Retype the listing below exactly, pictures removed.
(GIVEN DATA)
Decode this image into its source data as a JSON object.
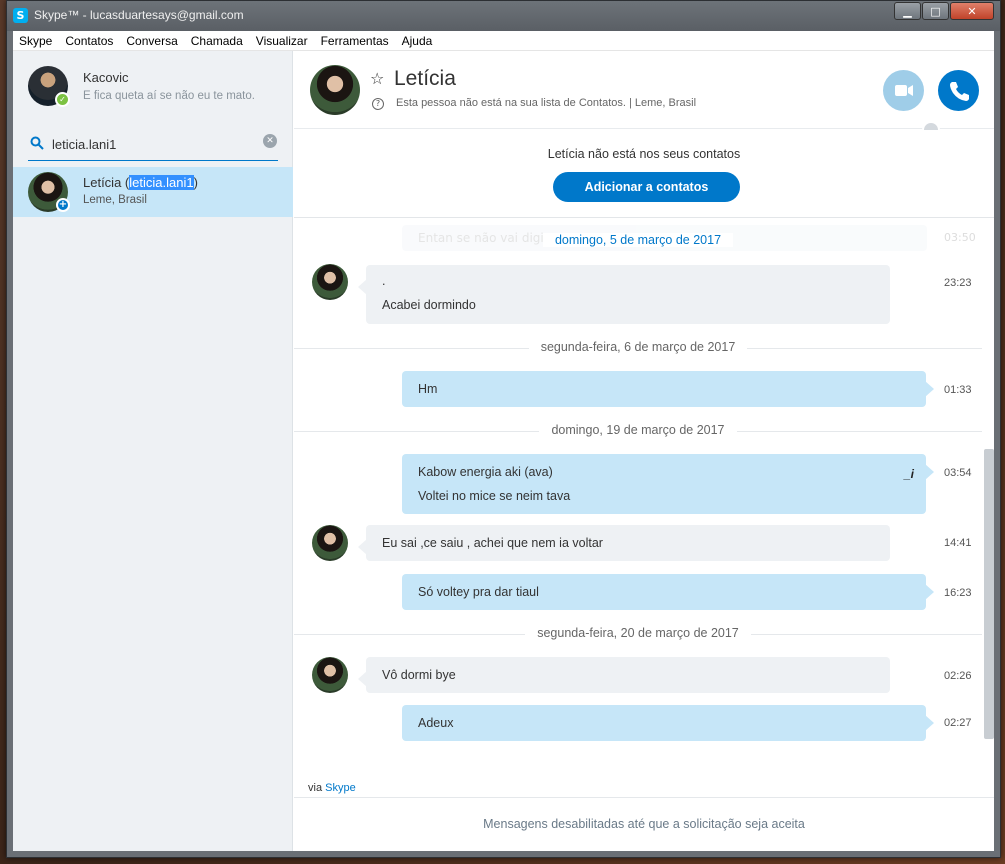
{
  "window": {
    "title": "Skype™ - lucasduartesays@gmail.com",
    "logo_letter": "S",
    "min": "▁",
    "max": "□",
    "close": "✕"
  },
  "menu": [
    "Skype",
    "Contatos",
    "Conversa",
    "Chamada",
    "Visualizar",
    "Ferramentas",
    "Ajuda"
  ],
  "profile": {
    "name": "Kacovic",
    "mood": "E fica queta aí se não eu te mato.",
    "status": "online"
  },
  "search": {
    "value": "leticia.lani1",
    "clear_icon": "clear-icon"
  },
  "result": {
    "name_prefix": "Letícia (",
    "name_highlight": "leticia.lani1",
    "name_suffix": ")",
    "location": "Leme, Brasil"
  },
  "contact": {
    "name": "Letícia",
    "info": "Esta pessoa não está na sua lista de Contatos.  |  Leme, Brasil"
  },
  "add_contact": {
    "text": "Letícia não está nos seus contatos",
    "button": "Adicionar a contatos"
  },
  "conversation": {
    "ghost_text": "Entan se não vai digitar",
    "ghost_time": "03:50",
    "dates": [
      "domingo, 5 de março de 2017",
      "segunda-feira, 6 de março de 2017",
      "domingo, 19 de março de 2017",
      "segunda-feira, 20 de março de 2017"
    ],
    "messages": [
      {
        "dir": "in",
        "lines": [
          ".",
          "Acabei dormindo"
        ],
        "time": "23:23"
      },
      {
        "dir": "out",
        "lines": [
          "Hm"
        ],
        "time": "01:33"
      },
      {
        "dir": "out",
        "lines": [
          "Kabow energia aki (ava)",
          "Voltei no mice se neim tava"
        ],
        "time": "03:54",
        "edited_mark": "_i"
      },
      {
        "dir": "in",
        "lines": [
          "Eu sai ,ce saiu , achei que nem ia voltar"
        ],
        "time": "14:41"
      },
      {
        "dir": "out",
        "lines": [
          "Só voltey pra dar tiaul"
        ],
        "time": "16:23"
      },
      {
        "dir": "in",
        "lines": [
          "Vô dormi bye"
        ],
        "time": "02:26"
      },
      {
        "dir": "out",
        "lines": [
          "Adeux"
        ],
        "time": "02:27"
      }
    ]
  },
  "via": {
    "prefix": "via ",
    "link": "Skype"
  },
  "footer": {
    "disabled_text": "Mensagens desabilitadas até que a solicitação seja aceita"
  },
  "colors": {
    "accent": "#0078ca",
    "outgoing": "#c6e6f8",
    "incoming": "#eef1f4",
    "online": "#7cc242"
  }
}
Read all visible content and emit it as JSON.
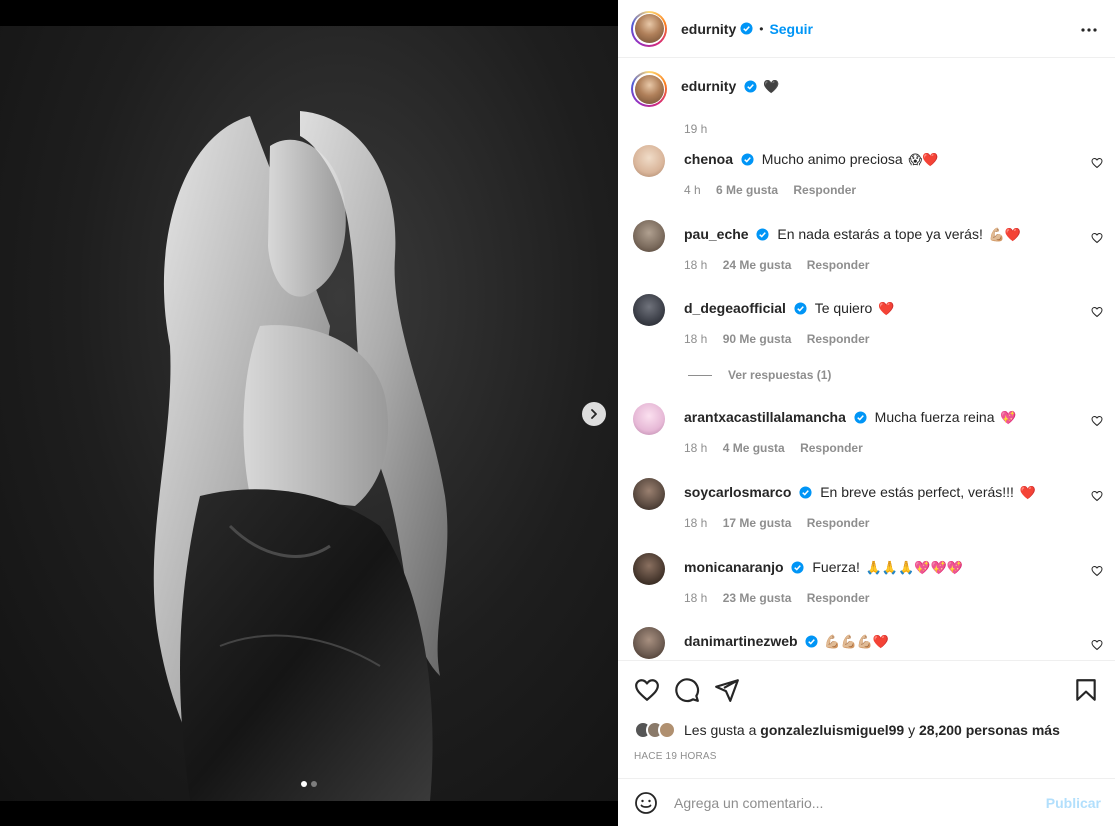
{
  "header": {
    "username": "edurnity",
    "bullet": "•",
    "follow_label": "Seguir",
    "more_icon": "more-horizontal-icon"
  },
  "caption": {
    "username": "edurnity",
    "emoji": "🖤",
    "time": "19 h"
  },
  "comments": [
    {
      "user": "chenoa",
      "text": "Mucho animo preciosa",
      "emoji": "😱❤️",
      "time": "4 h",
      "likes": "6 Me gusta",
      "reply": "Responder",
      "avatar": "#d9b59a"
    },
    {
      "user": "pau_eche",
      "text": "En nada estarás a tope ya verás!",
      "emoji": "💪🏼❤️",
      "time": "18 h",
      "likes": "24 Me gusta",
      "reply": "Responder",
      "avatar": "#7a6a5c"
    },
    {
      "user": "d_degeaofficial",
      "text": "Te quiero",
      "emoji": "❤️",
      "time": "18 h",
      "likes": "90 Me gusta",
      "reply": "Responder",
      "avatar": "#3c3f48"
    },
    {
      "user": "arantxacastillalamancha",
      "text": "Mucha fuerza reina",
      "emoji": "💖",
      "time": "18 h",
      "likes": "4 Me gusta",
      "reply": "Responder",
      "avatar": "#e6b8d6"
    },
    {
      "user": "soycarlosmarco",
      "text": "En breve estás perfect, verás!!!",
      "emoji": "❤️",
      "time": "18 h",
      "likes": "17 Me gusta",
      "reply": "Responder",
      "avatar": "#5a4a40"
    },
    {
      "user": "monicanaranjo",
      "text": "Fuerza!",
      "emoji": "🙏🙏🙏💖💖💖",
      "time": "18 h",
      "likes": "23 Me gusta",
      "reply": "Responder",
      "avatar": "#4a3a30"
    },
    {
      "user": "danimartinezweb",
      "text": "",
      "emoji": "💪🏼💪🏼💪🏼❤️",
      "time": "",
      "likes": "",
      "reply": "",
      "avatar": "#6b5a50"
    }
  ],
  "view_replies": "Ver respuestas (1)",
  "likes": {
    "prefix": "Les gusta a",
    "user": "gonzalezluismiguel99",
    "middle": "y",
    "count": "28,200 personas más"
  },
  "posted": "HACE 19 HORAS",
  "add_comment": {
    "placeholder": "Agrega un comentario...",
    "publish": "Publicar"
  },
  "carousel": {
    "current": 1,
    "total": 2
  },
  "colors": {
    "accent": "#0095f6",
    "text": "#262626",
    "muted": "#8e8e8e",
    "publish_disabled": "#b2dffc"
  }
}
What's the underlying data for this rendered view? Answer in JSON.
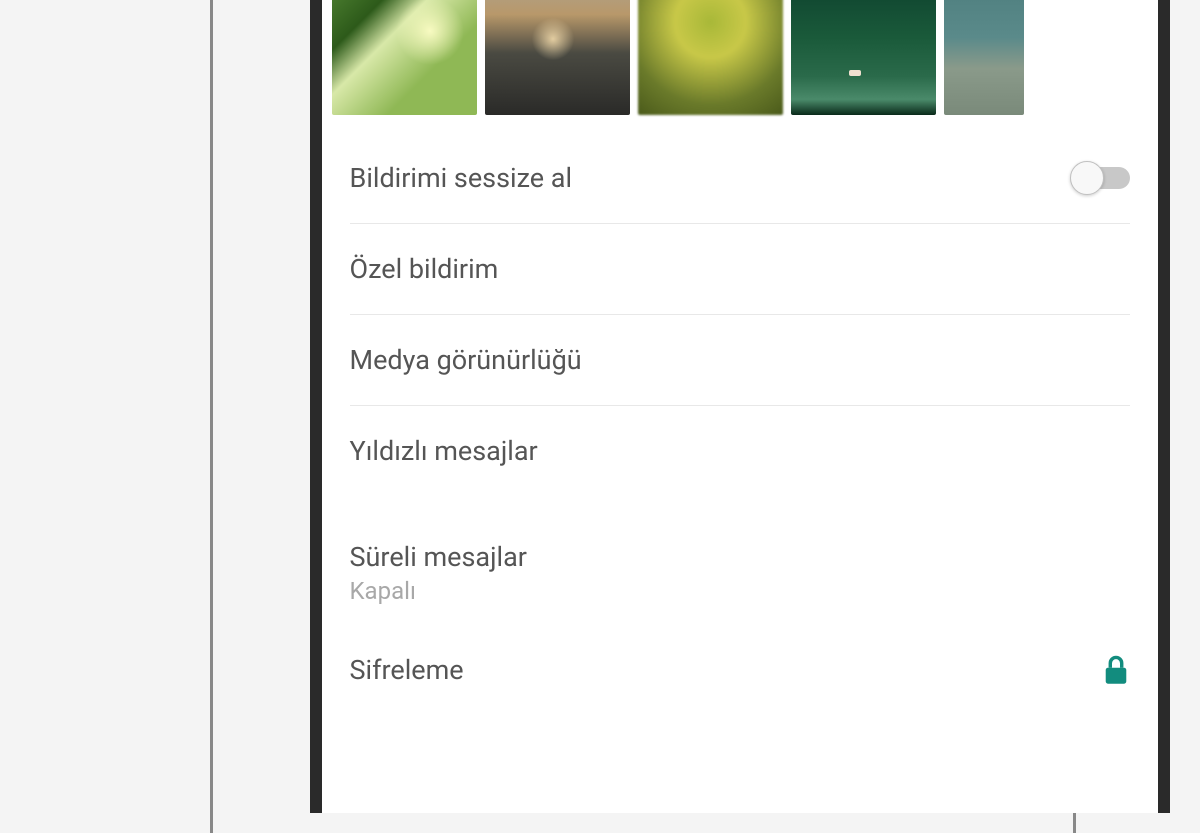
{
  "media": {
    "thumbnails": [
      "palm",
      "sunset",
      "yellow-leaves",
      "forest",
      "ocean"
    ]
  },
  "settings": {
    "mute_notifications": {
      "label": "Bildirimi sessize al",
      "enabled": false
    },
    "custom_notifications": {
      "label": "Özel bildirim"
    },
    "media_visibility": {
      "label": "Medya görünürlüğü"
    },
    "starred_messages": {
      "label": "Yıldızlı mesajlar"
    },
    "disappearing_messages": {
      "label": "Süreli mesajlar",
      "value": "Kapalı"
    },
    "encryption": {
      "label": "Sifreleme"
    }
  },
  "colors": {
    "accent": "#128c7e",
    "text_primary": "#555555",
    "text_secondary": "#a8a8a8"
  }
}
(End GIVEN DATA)
RESULT OF THE EXERCISE |
Decode this image into its source data as a JSON object.
{
  "window": {
    "title": "Skype™ - lucasduartesays@gmail.com",
    "logo_letter": "S",
    "min": "▁",
    "max": "□",
    "close": "✕"
  },
  "menu": [
    "Skype",
    "Contatos",
    "Conversa",
    "Chamada",
    "Visualizar",
    "Ferramentas",
    "Ajuda"
  ],
  "profile": {
    "name": "Kacovic",
    "mood": "E fica queta aí se não eu te mato.",
    "status": "online"
  },
  "search": {
    "value": "leticia.lani1",
    "clear_icon": "clear-icon"
  },
  "result": {
    "name_prefix": "Letícia (",
    "name_highlight": "leticia.lani1",
    "name_suffix": ")",
    "location": "Leme, Brasil"
  },
  "contact": {
    "name": "Letícia",
    "info": "Esta pessoa não está na sua lista de Contatos.  |  Leme, Brasil"
  },
  "add_contact": {
    "text": "Letícia não está nos seus contatos",
    "button": "Adicionar a contatos"
  },
  "conversation": {
    "ghost_text": "Entan se não vai digitar",
    "ghost_time": "03:50",
    "dates": [
      "domingo, 5 de março de 2017",
      "segunda-feira, 6 de março de 2017",
      "domingo, 19 de março de 2017",
      "segunda-feira, 20 de março de 2017"
    ],
    "messages": [
      {
        "dir": "in",
        "lines": [
          ".",
          "Acabei dormindo"
        ],
        "time": "23:23"
      },
      {
        "dir": "out",
        "lines": [
          "Hm"
        ],
        "time": "01:33"
      },
      {
        "dir": "out",
        "lines": [
          "Kabow energia aki (ava)",
          "Voltei no mice se neim tava"
        ],
        "time": "03:54",
        "edited_mark": "_i"
      },
      {
        "dir": "in",
        "lines": [
          "Eu sai ,ce saiu , achei que nem ia voltar"
        ],
        "time": "14:41"
      },
      {
        "dir": "out",
        "lines": [
          "Só voltey pra dar tiaul"
        ],
        "time": "16:23"
      },
      {
        "dir": "in",
        "lines": [
          "Vô dormi bye"
        ],
        "time": "02:26"
      },
      {
        "dir": "out",
        "lines": [
          "Adeux"
        ],
        "time": "02:27"
      }
    ]
  },
  "via": {
    "prefix": "via ",
    "link": "Skype"
  },
  "footer": {
    "disabled_text": "Mensagens desabilitadas até que a solicitação seja aceita"
  },
  "colors": {
    "accent": "#0078ca",
    "outgoing": "#c6e6f8",
    "incoming": "#eef1f4",
    "online": "#7cc242"
  }
}
Read all visible content and emit it as JSON.
{
  "header": {
    "username": "edurnity",
    "bullet": "•",
    "follow_label": "Seguir",
    "more_icon": "more-horizontal-icon"
  },
  "caption": {
    "username": "edurnity",
    "emoji": "🖤",
    "time": "19 h"
  },
  "comments": [
    {
      "user": "chenoa",
      "text": "Mucho animo preciosa",
      "emoji": "😱❤️",
      "time": "4 h",
      "likes": "6 Me gusta",
      "reply": "Responder",
      "avatar": "#d9b59a"
    },
    {
      "user": "pau_eche",
      "text": "En nada estarás a tope ya verás!",
      "emoji": "💪🏼❤️",
      "time": "18 h",
      "likes": "24 Me gusta",
      "reply": "Responder",
      "avatar": "#7a6a5c"
    },
    {
      "user": "d_degeaofficial",
      "text": "Te quiero",
      "emoji": "❤️",
      "time": "18 h",
      "likes": "90 Me gusta",
      "reply": "Responder",
      "avatar": "#3c3f48"
    },
    {
      "user": "arantxacastillalamancha",
      "text": "Mucha fuerza reina",
      "emoji": "💖",
      "time": "18 h",
      "likes": "4 Me gusta",
      "reply": "Responder",
      "avatar": "#e6b8d6"
    },
    {
      "user": "soycarlosmarco",
      "text": "En breve estás perfect, verás!!!",
      "emoji": "❤️",
      "time": "18 h",
      "likes": "17 Me gusta",
      "reply": "Responder",
      "avatar": "#5a4a40"
    },
    {
      "user": "monicanaranjo",
      "text": "Fuerza!",
      "emoji": "🙏🙏🙏💖💖💖",
      "time": "18 h",
      "likes": "23 Me gusta",
      "reply": "Responder",
      "avatar": "#4a3a30"
    },
    {
      "user": "danimartinezweb",
      "text": "",
      "emoji": "💪🏼💪🏼💪🏼❤️",
      "time": "",
      "likes": "",
      "reply": "",
      "avatar": "#6b5a50"
    }
  ],
  "view_replies": "Ver respuestas (1)",
  "likes": {
    "prefix": "Les gusta a",
    "user": "gonzalezluismiguel99",
    "middle": "y",
    "count": "28,200 personas más"
  },
  "posted": "HACE 19 HORAS",
  "add_comment": {
    "placeholder": "Agrega un comentario...",
    "publish": "Publicar"
  },
  "carousel": {
    "current": 1,
    "total": 2
  },
  "colors": {
    "accent": "#0095f6",
    "text": "#262626",
    "muted": "#8e8e8e",
    "publish_disabled": "#b2dffc"
  }
}
What's the underlying data for this rendered view? Answer in JSON.
{
  "media": {
    "thumbnails": [
      "palm",
      "sunset",
      "yellow-leaves",
      "forest",
      "ocean"
    ]
  },
  "settings": {
    "mute_notifications": {
      "label": "Bildirimi sessize al",
      "enabled": false
    },
    "custom_notifications": {
      "label": "Özel bildirim"
    },
    "media_visibility": {
      "label": "Medya görünürlüğü"
    },
    "starred_messages": {
      "label": "Yıldızlı mesajlar"
    },
    "disappearing_messages": {
      "label": "Süreli mesajlar",
      "value": "Kapalı"
    },
    "encryption": {
      "label": "Sifreleme"
    }
  },
  "colors": {
    "accent": "#128c7e",
    "text_primary": "#555555",
    "text_secondary": "#a8a8a8"
  }
}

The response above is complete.